<<<<

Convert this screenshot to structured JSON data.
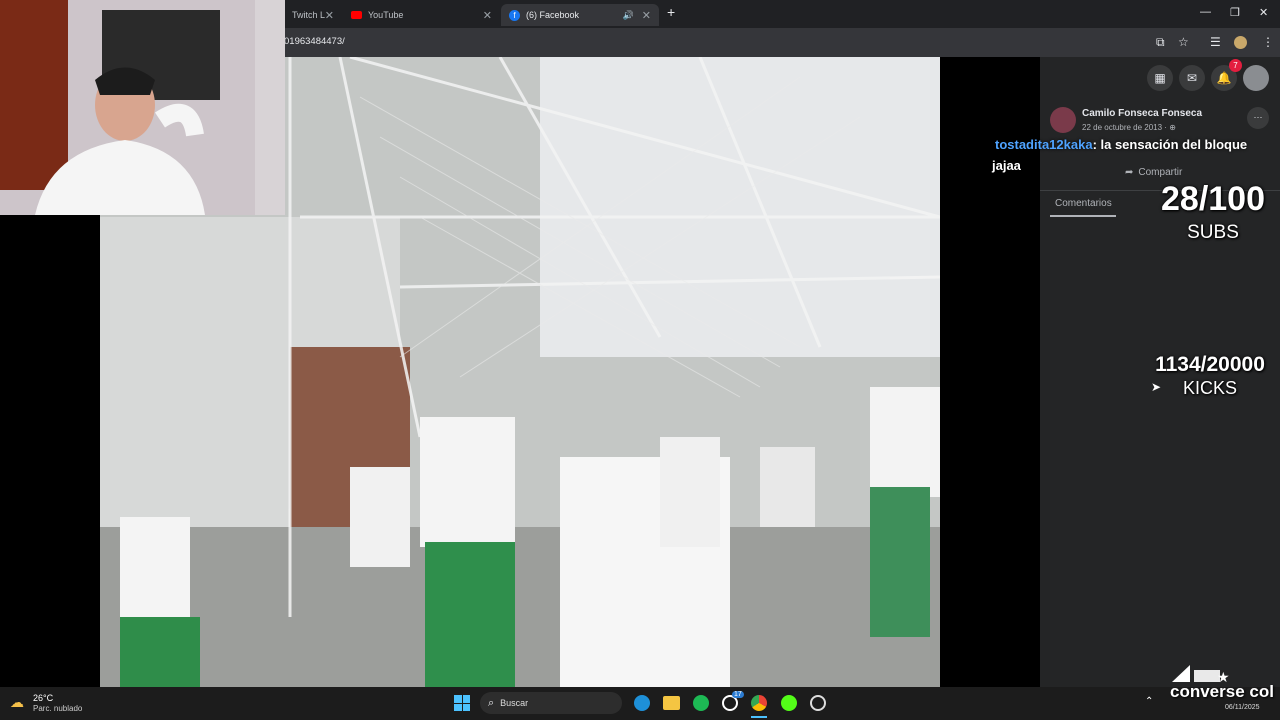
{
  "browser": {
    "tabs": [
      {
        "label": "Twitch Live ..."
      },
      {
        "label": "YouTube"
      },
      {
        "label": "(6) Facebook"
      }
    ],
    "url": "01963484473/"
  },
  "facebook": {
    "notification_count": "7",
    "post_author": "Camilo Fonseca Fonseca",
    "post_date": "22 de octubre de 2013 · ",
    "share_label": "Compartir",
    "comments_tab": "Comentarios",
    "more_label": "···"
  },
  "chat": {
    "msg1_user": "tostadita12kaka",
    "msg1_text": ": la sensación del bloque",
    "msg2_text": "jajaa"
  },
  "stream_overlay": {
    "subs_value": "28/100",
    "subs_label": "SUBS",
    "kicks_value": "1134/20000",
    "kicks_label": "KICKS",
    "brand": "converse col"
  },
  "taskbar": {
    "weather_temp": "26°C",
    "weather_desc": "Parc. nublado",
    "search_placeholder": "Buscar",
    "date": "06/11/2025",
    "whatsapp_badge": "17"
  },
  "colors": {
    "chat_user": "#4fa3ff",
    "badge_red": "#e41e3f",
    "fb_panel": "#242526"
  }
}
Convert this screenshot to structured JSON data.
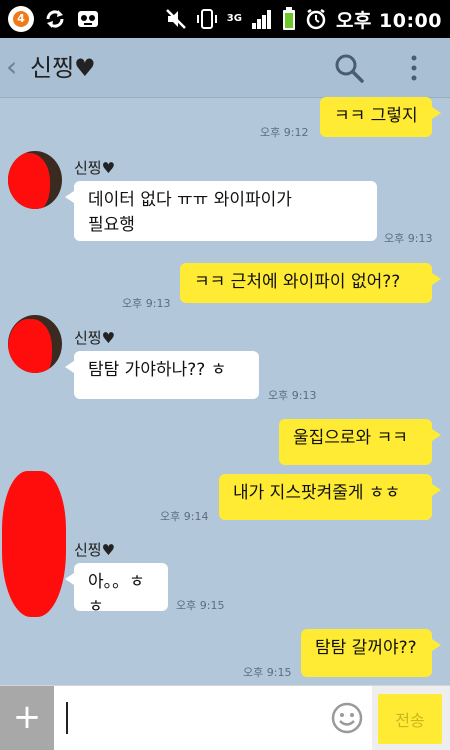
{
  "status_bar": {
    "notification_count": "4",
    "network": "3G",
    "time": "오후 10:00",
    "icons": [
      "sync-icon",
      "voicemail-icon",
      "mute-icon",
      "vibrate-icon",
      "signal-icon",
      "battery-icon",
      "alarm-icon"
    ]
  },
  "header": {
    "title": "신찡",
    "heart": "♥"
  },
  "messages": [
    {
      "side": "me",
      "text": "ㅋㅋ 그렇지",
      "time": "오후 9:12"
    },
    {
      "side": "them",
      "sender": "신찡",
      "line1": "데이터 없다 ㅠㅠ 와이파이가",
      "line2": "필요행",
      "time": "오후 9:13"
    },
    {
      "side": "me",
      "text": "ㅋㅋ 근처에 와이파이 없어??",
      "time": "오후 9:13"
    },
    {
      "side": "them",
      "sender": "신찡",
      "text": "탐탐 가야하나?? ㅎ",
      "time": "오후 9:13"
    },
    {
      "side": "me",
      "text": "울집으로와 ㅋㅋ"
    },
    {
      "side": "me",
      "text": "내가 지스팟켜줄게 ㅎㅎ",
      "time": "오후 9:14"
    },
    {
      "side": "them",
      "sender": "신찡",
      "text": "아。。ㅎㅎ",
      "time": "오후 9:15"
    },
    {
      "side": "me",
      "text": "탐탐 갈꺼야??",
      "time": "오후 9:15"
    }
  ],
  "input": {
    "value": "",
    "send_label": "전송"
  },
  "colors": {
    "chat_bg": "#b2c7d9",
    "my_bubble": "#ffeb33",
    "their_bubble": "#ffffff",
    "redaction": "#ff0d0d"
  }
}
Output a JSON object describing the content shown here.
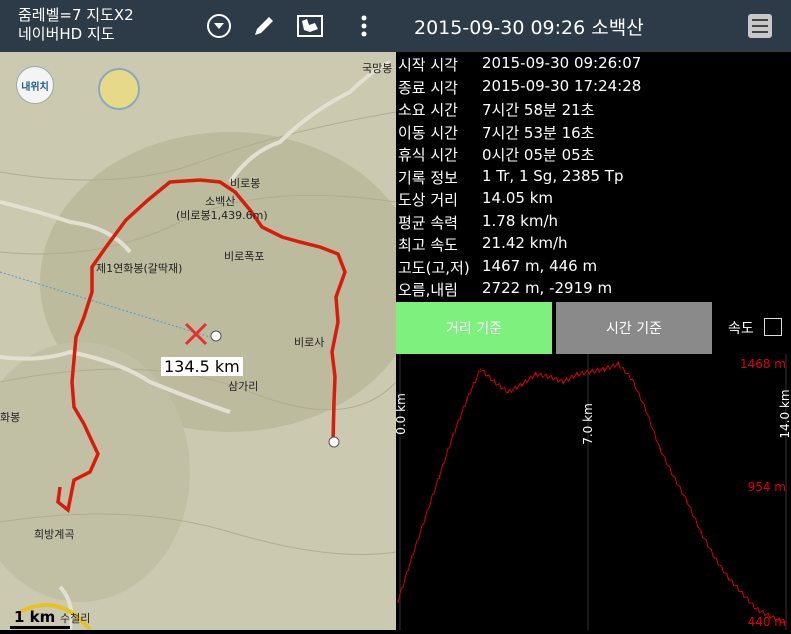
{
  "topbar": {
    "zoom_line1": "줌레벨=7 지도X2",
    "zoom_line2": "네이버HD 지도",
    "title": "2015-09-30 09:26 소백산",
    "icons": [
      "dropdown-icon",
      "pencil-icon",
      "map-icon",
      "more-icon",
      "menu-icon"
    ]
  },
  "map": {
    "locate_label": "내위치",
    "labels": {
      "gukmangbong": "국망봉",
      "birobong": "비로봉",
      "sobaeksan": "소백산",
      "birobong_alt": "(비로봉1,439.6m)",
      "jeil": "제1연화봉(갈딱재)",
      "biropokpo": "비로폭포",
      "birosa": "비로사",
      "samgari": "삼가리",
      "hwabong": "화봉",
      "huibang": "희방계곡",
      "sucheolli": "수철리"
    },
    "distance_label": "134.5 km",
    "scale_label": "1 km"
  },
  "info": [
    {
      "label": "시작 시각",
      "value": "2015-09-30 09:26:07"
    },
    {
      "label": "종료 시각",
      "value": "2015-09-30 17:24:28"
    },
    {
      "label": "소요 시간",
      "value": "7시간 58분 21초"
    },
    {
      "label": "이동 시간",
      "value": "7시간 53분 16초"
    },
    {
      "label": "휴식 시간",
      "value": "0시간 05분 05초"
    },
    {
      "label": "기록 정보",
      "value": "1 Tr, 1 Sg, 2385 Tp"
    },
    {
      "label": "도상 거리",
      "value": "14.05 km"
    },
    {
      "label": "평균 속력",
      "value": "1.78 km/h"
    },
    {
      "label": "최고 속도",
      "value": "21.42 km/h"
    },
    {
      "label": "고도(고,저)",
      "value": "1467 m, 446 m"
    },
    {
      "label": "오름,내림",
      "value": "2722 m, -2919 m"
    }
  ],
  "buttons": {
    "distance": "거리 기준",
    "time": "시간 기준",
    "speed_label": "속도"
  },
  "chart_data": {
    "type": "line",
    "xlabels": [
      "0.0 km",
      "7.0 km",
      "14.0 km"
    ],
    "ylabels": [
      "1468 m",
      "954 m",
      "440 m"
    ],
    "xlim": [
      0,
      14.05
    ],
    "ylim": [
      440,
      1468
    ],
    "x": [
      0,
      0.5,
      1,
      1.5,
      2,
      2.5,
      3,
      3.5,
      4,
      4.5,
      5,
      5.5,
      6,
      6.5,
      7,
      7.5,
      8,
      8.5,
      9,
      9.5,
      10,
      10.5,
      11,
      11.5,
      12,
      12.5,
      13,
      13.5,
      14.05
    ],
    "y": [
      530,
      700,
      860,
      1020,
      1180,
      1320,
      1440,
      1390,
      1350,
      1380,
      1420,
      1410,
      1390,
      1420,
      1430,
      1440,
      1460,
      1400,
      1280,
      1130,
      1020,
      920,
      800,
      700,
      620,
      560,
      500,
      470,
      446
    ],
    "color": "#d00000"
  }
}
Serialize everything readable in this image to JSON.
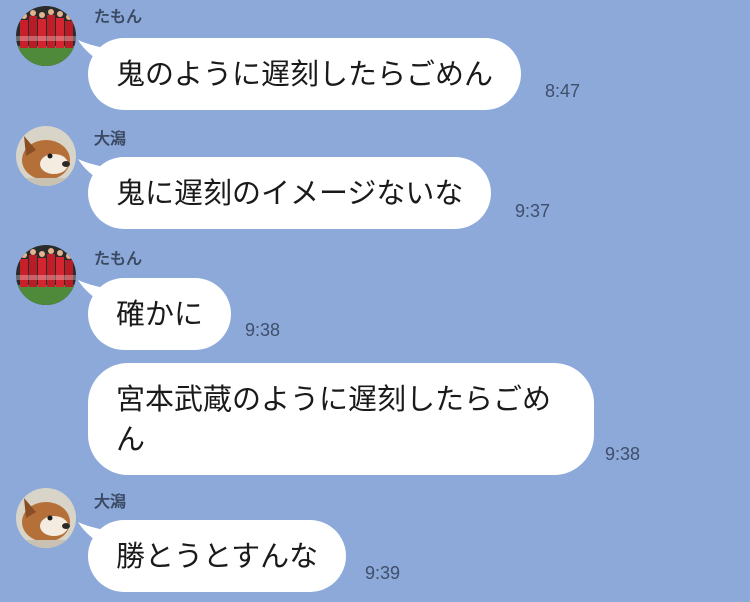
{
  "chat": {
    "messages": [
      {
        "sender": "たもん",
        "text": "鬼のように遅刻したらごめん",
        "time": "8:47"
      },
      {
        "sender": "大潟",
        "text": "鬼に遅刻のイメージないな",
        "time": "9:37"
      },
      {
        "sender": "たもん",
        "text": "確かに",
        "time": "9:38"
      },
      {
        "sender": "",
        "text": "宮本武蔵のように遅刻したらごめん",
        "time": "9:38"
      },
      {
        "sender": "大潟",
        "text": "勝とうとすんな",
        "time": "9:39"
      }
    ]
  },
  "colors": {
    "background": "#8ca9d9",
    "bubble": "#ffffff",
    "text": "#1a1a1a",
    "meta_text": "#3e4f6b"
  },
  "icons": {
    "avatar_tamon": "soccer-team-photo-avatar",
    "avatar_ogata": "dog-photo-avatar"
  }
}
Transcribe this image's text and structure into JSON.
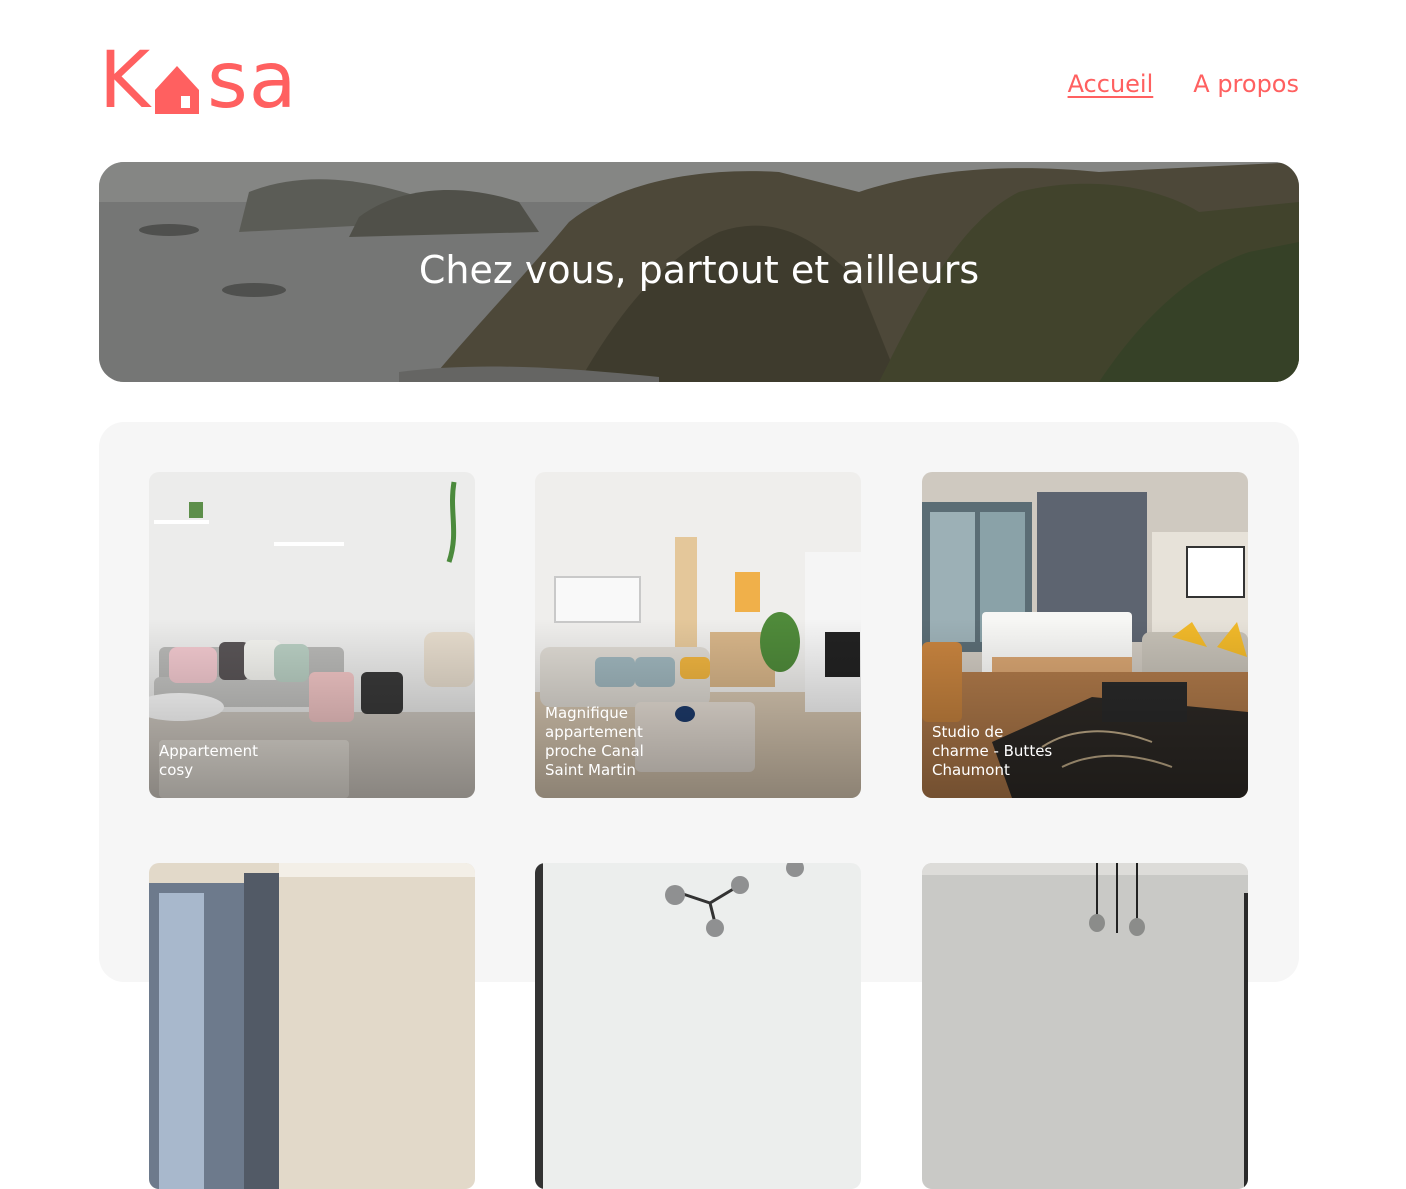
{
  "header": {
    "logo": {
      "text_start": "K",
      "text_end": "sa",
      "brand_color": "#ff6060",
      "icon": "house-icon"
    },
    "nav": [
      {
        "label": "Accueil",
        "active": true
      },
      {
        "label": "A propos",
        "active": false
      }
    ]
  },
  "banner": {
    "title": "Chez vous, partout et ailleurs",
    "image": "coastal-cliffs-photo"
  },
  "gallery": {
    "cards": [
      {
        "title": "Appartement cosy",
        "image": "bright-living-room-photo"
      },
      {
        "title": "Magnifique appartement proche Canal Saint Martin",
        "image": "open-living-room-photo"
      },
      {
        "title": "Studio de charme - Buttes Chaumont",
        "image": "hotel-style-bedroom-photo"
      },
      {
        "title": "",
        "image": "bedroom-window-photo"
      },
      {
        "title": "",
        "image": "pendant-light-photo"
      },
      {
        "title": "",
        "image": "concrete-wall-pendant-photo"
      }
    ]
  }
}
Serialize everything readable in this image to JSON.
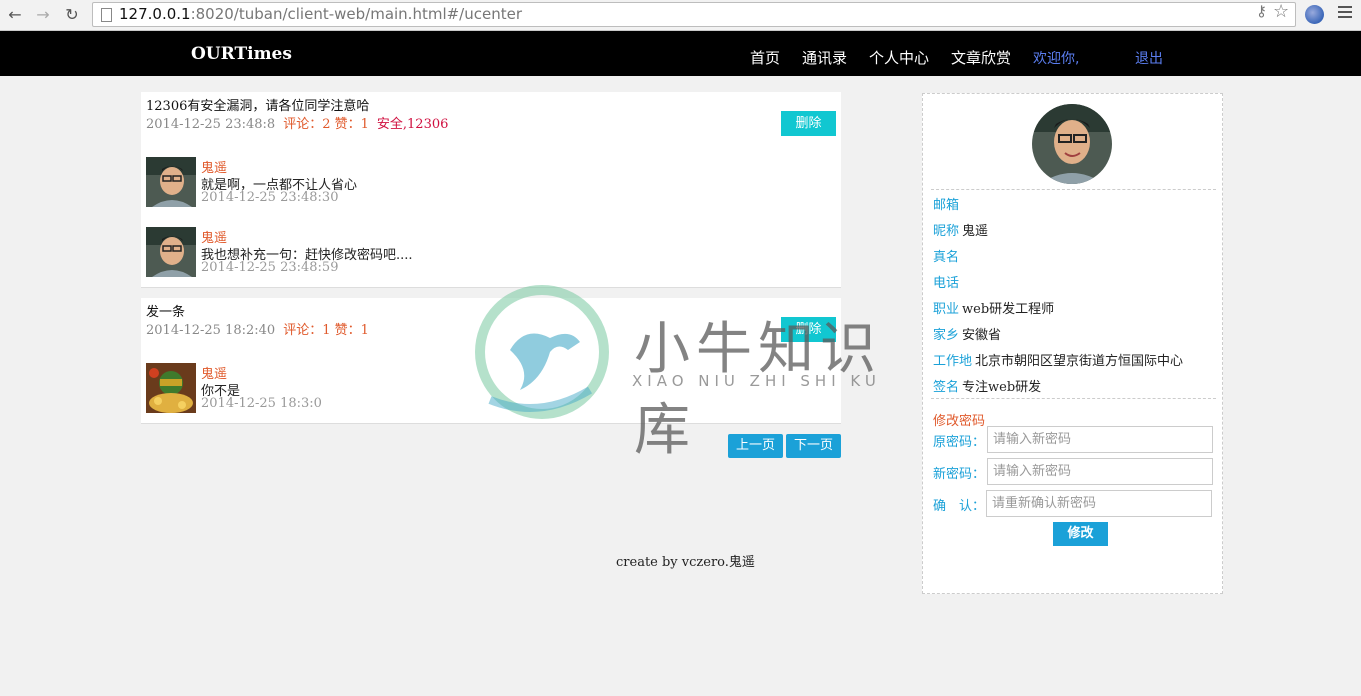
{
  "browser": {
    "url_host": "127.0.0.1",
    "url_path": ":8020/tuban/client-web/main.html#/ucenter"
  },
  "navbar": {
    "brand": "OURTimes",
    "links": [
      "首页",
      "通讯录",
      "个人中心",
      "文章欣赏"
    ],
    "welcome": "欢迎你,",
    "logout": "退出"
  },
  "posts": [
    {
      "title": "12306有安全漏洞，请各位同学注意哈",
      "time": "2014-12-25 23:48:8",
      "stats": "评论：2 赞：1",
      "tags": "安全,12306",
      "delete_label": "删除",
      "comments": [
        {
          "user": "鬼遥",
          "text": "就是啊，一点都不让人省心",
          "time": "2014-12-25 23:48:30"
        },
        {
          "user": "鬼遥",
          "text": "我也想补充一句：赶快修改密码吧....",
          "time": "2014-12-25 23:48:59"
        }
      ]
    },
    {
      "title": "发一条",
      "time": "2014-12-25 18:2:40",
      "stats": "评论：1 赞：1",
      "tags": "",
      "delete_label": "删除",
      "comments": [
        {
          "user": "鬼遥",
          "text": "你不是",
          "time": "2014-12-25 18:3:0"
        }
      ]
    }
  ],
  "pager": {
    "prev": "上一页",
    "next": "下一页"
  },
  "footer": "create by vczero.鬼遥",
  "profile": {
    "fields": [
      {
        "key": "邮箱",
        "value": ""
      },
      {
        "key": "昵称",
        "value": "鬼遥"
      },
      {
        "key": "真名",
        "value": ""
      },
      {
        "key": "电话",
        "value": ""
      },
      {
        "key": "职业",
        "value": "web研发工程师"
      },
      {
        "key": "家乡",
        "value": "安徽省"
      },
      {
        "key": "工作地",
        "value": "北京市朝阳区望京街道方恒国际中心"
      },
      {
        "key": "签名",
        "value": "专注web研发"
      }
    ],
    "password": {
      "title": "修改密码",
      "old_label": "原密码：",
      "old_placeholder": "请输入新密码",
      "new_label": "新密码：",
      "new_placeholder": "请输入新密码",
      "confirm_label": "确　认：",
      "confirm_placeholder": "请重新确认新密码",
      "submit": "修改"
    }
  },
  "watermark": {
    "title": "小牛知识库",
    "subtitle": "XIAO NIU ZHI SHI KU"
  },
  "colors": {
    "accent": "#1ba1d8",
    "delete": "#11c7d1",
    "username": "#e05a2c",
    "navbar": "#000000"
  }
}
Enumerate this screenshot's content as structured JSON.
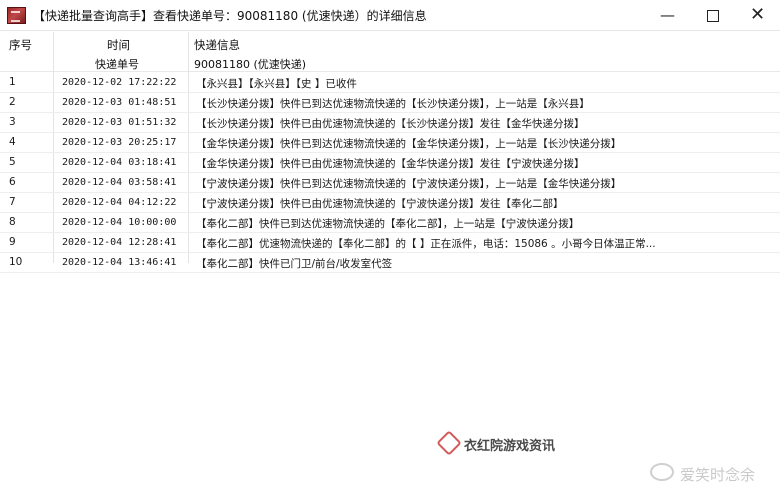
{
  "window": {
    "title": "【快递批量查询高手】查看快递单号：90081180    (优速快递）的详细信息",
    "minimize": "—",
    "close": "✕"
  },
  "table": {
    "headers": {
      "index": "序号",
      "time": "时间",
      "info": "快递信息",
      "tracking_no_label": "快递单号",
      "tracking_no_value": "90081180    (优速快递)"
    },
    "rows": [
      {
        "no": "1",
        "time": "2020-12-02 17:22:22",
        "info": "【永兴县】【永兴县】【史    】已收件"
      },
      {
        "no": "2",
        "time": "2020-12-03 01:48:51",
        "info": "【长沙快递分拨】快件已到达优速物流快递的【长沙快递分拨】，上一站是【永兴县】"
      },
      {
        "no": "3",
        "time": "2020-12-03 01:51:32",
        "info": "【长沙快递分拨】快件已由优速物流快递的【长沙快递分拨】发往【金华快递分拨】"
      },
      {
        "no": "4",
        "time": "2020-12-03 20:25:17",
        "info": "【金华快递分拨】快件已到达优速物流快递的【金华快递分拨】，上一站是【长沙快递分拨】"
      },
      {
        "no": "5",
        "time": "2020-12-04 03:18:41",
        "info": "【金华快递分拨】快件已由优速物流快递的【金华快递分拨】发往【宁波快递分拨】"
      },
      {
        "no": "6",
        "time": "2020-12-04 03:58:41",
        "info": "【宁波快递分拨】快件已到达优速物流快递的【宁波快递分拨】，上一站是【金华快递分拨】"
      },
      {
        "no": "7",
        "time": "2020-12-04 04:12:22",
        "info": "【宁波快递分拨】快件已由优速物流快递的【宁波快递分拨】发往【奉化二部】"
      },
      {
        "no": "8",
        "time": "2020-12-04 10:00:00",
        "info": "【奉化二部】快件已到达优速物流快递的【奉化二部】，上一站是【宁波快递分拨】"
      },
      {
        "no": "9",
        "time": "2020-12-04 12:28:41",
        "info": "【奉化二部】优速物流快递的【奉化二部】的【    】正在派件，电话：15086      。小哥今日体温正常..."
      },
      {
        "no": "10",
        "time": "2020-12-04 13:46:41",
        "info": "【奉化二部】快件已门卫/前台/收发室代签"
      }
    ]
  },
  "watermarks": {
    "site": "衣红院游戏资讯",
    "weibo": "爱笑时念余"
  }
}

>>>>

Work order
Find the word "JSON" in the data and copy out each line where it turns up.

Finished exercise
Convert this screenshot to structured JSON data.
Convert this screenshot to structured JSON data.
Output a JSON object describing the content shown here.
Serialize everything readable in this image to JSON.
Transcribe this image's text and structure into JSON.
Serialize everything readable in this image to JSON.
Enumerate this screenshot's content as structured JSON.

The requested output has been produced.